Eager to build a self-sustainable technology ecosystem, China’s leaders have poured billions into state aid to close the gap in critical inputs like semiconductors and software, and are pulling on the entire country to achieve this. The key priority from China’s economic planning session in December 2021 is to build scientific and technological strength, through a «new type of whole-of-nation system».

One of the symptoms of this push for self-reliance is an increasing scepticism towards all foreign technology in China, especially in the digital sphere. Explicit market access restrictions, like those on value-added telecoms services, and flexible policies demanding «autonomous and controllable» technology, are leaving many European companies locked out of much of the market to leave room for local champions that are viewed as more reliable.

Meanwhile, US distrust of Chinese technology has extended beyond the cases of Huawei, ZTE, TikTok and WeChat. While restrictions have been tightened on Chinese products and services within its own borders, America has also gone on the offensive with technology export controls.

This is already impacting European companies that have for years gladly integrated the best technology and digital solutions into their products, regardless of origin. Now, technology stacks that combine US and Chinese inputs have become a liability in either market.

As the US’ and China’s technology ecosystems are pulled further apart, the greater the number of components and inputs that will be affected.

Diminished economies of scale, higher R&D expenditures

This dynamic is pressurising companies to contemplate either building a «dual system» or adopting «flexible architecture».

In a dual system, two separate R&D operations and supply chains need to be created, with one to serve China and the other for the rest of the world. The flexible architecture model would entail companies building solutions that are «neutral» to the greatest extent possible, with crucial, affected components capable of being swapped out. Either option comes at enormous cost.

More traditional industries further upstream in supply chains will be less affected by technology decoupling. A chemical plant, for example, would have to invest in localising equipment, but not components.

Cutting edge sectors at the end of supply chains will be the worst hit. Automotive manufacturers, for example, have scores of affected components that use highly specialised technology and programs derived from diverse sources.

The net result of increased technology decoupling will be greatly diminished economies of scale, and massive hikes in R&D expenditure. Further down the road, governments can look forward to their citizens experiencing higher costs and having fewer jobs.

There is no going back to the «good old days», nor should we – they were demonstrably unsustainable. However, there are alternatives to the self-destructive path currently being pursued.

Such a course correction cannot be unilateral.
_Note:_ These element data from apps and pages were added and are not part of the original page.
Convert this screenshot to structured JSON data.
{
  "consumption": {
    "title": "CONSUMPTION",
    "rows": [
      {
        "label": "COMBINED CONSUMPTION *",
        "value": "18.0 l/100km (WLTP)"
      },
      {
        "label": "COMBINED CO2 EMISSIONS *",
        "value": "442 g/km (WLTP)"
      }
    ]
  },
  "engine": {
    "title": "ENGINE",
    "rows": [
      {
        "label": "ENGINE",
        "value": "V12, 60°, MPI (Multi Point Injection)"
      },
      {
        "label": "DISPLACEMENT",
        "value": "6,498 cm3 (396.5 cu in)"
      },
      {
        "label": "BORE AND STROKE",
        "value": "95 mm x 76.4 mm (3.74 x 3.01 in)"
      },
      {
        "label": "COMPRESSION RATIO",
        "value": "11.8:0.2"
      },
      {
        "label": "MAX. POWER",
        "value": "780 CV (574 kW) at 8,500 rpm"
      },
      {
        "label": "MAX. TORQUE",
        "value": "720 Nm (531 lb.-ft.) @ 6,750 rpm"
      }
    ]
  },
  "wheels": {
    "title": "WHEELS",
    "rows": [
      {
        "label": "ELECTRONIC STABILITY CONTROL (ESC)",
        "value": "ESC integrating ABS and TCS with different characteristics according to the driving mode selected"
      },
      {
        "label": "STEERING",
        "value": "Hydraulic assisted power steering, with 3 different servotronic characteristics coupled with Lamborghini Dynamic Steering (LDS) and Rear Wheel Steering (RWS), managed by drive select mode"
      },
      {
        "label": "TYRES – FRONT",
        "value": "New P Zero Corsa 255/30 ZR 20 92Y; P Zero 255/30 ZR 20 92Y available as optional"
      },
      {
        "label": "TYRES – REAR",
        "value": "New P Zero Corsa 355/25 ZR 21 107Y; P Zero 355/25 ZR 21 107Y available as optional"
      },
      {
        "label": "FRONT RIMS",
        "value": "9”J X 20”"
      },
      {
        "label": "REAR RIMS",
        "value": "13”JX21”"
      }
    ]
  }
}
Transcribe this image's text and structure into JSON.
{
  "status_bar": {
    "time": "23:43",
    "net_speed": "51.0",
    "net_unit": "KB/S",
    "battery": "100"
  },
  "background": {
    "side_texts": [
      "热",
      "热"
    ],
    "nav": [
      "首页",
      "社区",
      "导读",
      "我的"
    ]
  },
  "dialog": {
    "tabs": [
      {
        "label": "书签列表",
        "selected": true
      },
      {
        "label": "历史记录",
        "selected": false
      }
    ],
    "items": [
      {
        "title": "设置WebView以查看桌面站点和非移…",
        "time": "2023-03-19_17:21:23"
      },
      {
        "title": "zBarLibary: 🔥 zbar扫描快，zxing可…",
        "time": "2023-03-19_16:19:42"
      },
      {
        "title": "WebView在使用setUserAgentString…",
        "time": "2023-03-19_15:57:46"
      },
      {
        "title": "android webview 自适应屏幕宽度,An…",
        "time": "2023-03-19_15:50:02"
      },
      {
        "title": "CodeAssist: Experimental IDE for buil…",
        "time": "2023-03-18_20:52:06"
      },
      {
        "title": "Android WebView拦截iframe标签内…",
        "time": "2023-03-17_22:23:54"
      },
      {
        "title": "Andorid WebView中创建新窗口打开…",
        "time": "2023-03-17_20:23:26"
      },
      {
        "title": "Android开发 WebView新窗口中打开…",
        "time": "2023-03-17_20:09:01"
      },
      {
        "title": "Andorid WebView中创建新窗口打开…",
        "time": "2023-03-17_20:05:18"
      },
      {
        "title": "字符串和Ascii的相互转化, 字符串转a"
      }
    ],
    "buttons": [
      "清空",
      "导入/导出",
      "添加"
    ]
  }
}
President-elect Biden must be prepared to reverse the Trump Administration’s tendency to make everything China into a national security threat. At the same time, the onus is as much on the Chinese side to produce results and similarly step back from its campaign for self-reliance at all costs.

Jörg Wuttke

Jörg Wuttke is President of the EU Chamber of Commerce in China – an office he already held from 2007 to 2010 and from 2014 to 2017. Wuttke is Chairman of the China Task Force of the Business and Industry Advisory Committee of the OECD (BIAC) and a member of the Advisory Board of the Mercator Institute for China Studies (MERICS) in Berlin. He has lived in Beijing for more than three decades.
Jörg Wuttke is President of the EU Chamber of Commerce in China – an office he already held from 2007 to 2010 and from 2014 to 2017. Wuttke is Chairman of the China Task Force of the Business and Industry Advisory Committee of the OECD (BIAC) and a member of the Advisory Board of the Mercator Institute for China Studies (MERICS) in Berlin. He has lived in Beijing for more than three decades.